* The task
Copy the records exactly. Include every line.

* Data supplied
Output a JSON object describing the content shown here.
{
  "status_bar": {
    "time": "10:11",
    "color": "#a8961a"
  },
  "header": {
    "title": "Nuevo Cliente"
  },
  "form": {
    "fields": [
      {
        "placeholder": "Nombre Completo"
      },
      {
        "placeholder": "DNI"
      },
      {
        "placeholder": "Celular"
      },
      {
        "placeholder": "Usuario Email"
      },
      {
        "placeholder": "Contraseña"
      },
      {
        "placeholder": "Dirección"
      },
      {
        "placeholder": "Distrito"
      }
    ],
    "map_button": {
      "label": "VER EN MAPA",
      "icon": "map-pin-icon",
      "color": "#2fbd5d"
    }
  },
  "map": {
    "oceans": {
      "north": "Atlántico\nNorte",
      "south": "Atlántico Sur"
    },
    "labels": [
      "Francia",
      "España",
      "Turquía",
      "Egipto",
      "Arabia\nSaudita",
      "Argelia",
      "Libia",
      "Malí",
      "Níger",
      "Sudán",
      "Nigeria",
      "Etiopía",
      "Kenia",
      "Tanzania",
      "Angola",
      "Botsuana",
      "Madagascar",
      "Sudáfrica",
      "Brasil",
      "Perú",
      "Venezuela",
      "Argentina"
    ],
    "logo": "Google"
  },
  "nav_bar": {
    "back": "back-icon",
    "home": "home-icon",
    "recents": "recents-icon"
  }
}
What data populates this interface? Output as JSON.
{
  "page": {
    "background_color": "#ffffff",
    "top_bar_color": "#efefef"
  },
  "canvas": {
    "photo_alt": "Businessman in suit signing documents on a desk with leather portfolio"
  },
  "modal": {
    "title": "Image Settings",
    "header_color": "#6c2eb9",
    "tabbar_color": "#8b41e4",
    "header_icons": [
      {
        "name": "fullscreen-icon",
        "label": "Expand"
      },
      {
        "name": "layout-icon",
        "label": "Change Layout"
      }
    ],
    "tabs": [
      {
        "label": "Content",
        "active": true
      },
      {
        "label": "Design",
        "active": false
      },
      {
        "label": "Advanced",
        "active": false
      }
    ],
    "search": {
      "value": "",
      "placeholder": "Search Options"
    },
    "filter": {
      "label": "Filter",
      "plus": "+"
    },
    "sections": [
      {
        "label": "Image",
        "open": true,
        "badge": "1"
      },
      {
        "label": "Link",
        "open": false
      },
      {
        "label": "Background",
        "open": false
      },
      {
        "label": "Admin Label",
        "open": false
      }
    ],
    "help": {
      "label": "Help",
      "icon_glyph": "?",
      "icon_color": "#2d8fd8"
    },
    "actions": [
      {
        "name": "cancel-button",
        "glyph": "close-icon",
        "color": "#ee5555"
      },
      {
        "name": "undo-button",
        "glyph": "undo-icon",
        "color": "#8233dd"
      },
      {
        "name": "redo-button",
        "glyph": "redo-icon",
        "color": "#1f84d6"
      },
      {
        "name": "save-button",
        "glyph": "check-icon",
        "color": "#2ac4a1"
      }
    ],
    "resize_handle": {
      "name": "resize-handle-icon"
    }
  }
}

* Result
Output a JSON object describing the content shown here.
{
  "status_bar": {
    "time": "10:11",
    "color": "#a8961a"
  },
  "header": {
    "title": "Nuevo Cliente"
  },
  "form": {
    "fields": [
      {
        "placeholder": "Nombre Completo"
      },
      {
        "placeholder": "DNI"
      },
      {
        "placeholder": "Celular"
      },
      {
        "placeholder": "Usuario Email"
      },
      {
        "placeholder": "Contraseña"
      },
      {
        "placeholder": "Dirección"
      },
      {
        "placeholder": "Distrito"
      }
    ],
    "map_button": {
      "label": "VER EN MAPA",
      "icon": "map-pin-icon",
      "color": "#2fbd5d"
    }
  },
  "map": {
    "oceans": {
      "north": "Atlántico\nNorte",
      "south": "Atlántico Sur"
    },
    "labels": [
      "Francia",
      "España",
      "Turquía",
      "Egipto",
      "Arabia\nSaudita",
      "Argelia",
      "Libia",
      "Malí",
      "Níger",
      "Sudán",
      "Nigeria",
      "Etiopía",
      "Kenia",
      "Tanzania",
      "Angola",
      "Botsuana",
      "Madagascar",
      "Sudáfrica",
      "Brasil",
      "Perú",
      "Venezuela",
      "Argentina"
    ],
    "logo": "Google"
  },
  "nav_bar": {
    "back": "back-icon",
    "home": "home-icon",
    "recents": "recents-icon"
  }
}
What data populates this interface? Output as JSON.
{
  "page": {
    "background_color": "#ffffff",
    "top_bar_color": "#efefef"
  },
  "canvas": {
    "photo_alt": "Businessman in suit signing documents on a desk with leather portfolio"
  },
  "modal": {
    "title": "Image Settings",
    "header_color": "#6c2eb9",
    "tabbar_color": "#8b41e4",
    "header_icons": [
      {
        "name": "fullscreen-icon",
        "label": "Expand"
      },
      {
        "name": "layout-icon",
        "label": "Change Layout"
      }
    ],
    "tabs": [
      {
        "label": "Content",
        "active": true
      },
      {
        "label": "Design",
        "active": false
      },
      {
        "label": "Advanced",
        "active": false
      }
    ],
    "search": {
      "value": "",
      "placeholder": "Search Options"
    },
    "filter": {
      "label": "Filter",
      "plus": "+"
    },
    "sections": [
      {
        "label": "Image",
        "open": true,
        "badge": "1"
      },
      {
        "label": "Link",
        "open": false
      },
      {
        "label": "Background",
        "open": false
      },
      {
        "label": "Admin Label",
        "open": false
      }
    ],
    "help": {
      "label": "Help",
      "icon_glyph": "?",
      "icon_color": "#2d8fd8"
    },
    "actions": [
      {
        "name": "cancel-button",
        "glyph": "close-icon",
        "color": "#ee5555"
      },
      {
        "name": "undo-button",
        "glyph": "undo-icon",
        "color": "#8233dd"
      },
      {
        "name": "redo-button",
        "glyph": "redo-icon",
        "color": "#1f84d6"
      },
      {
        "name": "save-button",
        "glyph": "check-icon",
        "color": "#2ac4a1"
      }
    ],
    "resize_handle": {
      "name": "resize-handle-icon"
    }
  }
}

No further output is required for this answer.